*WHAT TO PRODUCE*. Look through the data and write out every line with the word "content" in it.

[Items from an interface collection]
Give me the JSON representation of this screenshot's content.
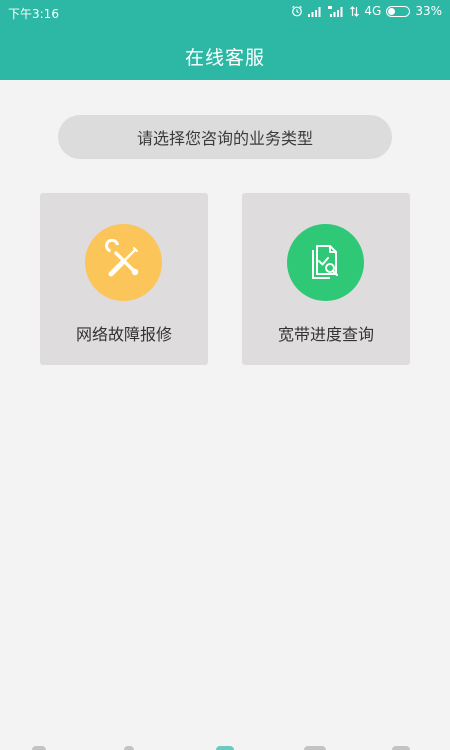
{
  "status_bar": {
    "time": "下午3:16",
    "network": "4G",
    "battery": "33%",
    "battery_level": 0.33
  },
  "header": {
    "title": "在线客服"
  },
  "prompt": {
    "text": "请选择您咨询的业务类型"
  },
  "cards": [
    {
      "label": "网络故障报修",
      "icon": "repair-tools-icon",
      "color": "#fbc55a"
    },
    {
      "label": "宽带进度查询",
      "icon": "document-search-icon",
      "color": "#2ec877"
    }
  ],
  "colors": {
    "header_bg": "#2db8a5",
    "page_bg": "#f3f3f3",
    "card_bg": "#dedcdc",
    "pill_bg": "#dcdcdc"
  }
}
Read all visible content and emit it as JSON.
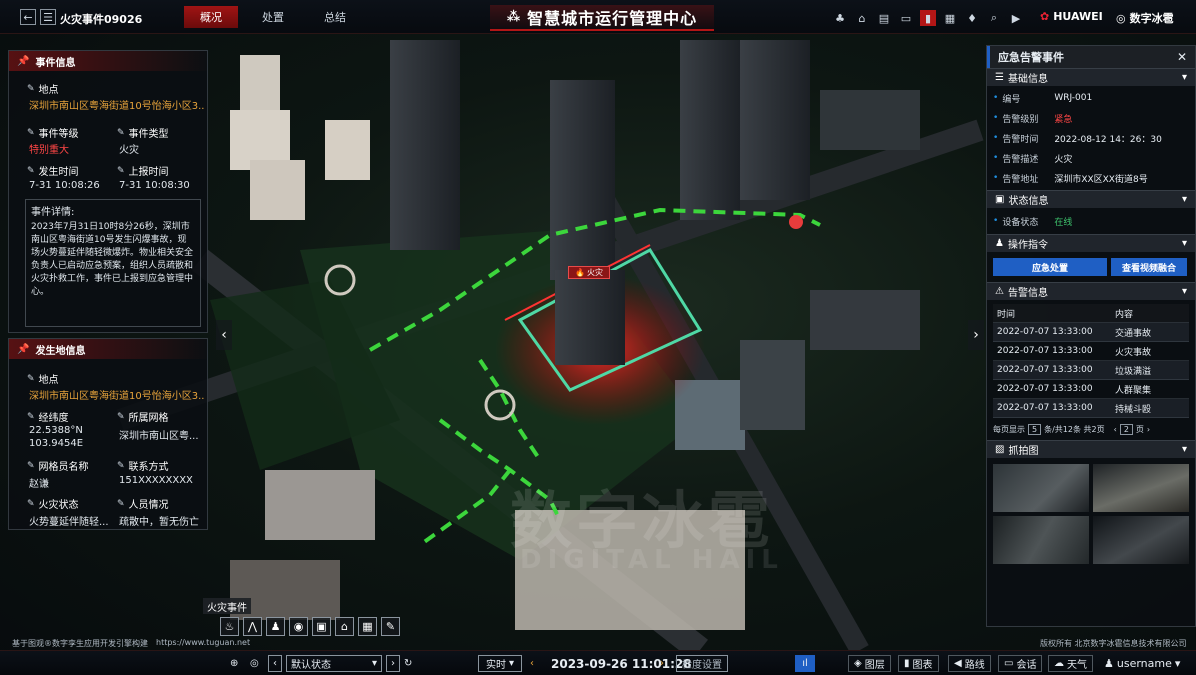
{
  "topbar": {
    "event_title": "火灾事件09026",
    "tabs": [
      {
        "label": "概况",
        "active": true
      },
      {
        "label": "处置",
        "active": false
      },
      {
        "label": "总结",
        "active": false
      }
    ],
    "center_title": "智慧城市运行管理中心",
    "brand_huawei": "HUAWEI",
    "brand_ice": "数字冰雹",
    "tool_icons": [
      "org-icon",
      "home-icon",
      "layers-icon",
      "print-icon",
      "chart-icon",
      "grid-icon",
      "bell-icon",
      "search-icon",
      "video-icon"
    ]
  },
  "left_event": {
    "header": "事件信息",
    "location_label": "地点",
    "location_value": "深圳市南山区粤海街道10号怡海小区3...",
    "level_label": "事件等级",
    "level_value": "特别重大",
    "type_label": "事件类型",
    "type_value": "火灾",
    "occur_label": "发生时间",
    "occur_value": "7-31 10:08:26",
    "report_label": "上报时间",
    "report_value": "7-31 10:08:30",
    "detail_label": "事件详情:",
    "detail_text": "2023年7月31日10时8分26秒，深圳市南山区粤海街道10号发生闪爆事故，现场火势蔓延伴随轻微爆炸。物业相关安全负责人已启动应急预案，组织人员疏散和火灾扑救工作，事件已上报到应急管理中心。"
  },
  "left_site": {
    "header": "发生地信息",
    "location_label": "地点",
    "location_value": "深圳市南山区粤海街道10号怡海小区3...",
    "coord_label": "经纬度",
    "coord_value1": "22.5388°N",
    "coord_value2": "103.9454E",
    "grid_label": "所属网格",
    "grid_value": "深圳市南山区粤...",
    "member_label": "网格员名称",
    "member_value": "赵谦",
    "contact_label": "联系方式",
    "contact_value": "151XXXXXXXX",
    "fire_label": "火灾状态",
    "fire_value": "火势蔓延伴随轻...",
    "people_label": "人员情况",
    "people_value": "疏散中，暂无伤亡"
  },
  "map": {
    "fire_tag": "火灾",
    "tooltip": "火灾事件",
    "footer_left": "基于图观®数字孪生应用开发引擎构建",
    "footer_url": "https://www.tuguan.net",
    "footer_right": "版权所有 北京数字冰雹信息技术有限公司",
    "watermark_cn": "数字冰雹",
    "watermark_en": "DIGITAL HAIL",
    "tools": [
      "fire-tool-icon",
      "route-tool-icon",
      "person-tool-icon",
      "camera-tool-icon",
      "vehicle-tool-icon",
      "building-tool-icon",
      "map-tool-icon",
      "pen-tool-icon"
    ]
  },
  "right": {
    "header": "应急告警事件",
    "basic_header": "基础信息",
    "basic_rows": [
      {
        "k": "编号",
        "v": "WRJ-001",
        "color": "#e8eef4"
      },
      {
        "k": "告警级别",
        "v": "紧急",
        "color": "#ff4646"
      },
      {
        "k": "告警时间",
        "v": "2022-08-12 14：26：30",
        "color": "#e8eef4"
      },
      {
        "k": "告警描述",
        "v": "火灾",
        "color": "#e8eef4"
      },
      {
        "k": "告警地址",
        "v": "深圳市XX区XX街道8号",
        "color": "#e8eef4"
      }
    ],
    "status_header": "状态信息",
    "device_label": "设备状态",
    "device_value": "在线",
    "command_header": "操作指令",
    "btn_emergency": "应急处置",
    "btn_video": "查看视频融合",
    "alarm_header": "告警信息",
    "table_cols": [
      "时间",
      "内容"
    ],
    "table_rows": [
      {
        "time": "2022-07-07 13:33:00",
        "content": "交通事故"
      },
      {
        "time": "2022-07-07 13:33:00",
        "content": "火灾事故"
      },
      {
        "time": "2022-07-07 13:33:00",
        "content": "垃圾满溢"
      },
      {
        "time": "2022-07-07 13:33:00",
        "content": "人群聚集"
      },
      {
        "time": "2022-07-07 13:33:00",
        "content": "持械斗殴"
      }
    ],
    "pager_show": "每页显示",
    "pager_size": "5",
    "pager_total": "条/共12条 共2页",
    "pager_page": "2",
    "pager_unit": "页",
    "snapshot_header": "抓拍图"
  },
  "bottombar": {
    "status_select": "默认状态",
    "realtime": "实时",
    "datetime": "2023-09-26 11:01:28",
    "speed_set": "检度设置",
    "btn_layers": "图层",
    "btn_charts": "图表",
    "btn_route": "路线",
    "btn_meeting": "会话",
    "btn_weather": "天气",
    "username": "username"
  },
  "colors": {
    "accent_red": "#b31616",
    "primary_blue": "#1f5fc4",
    "warn_orange": "#e8a43b",
    "online_green": "#3ec46d"
  }
}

*TASK RESPONSE*.
Give me the JSON representation of this screenshot's content.
Read all visible content and emit it as JSON.
        "content": "交通事故"
        "content": "火灾事故"
        "content": "垃圾满溢"
        "content": "人群聚集"
        "content": "持械斗殴"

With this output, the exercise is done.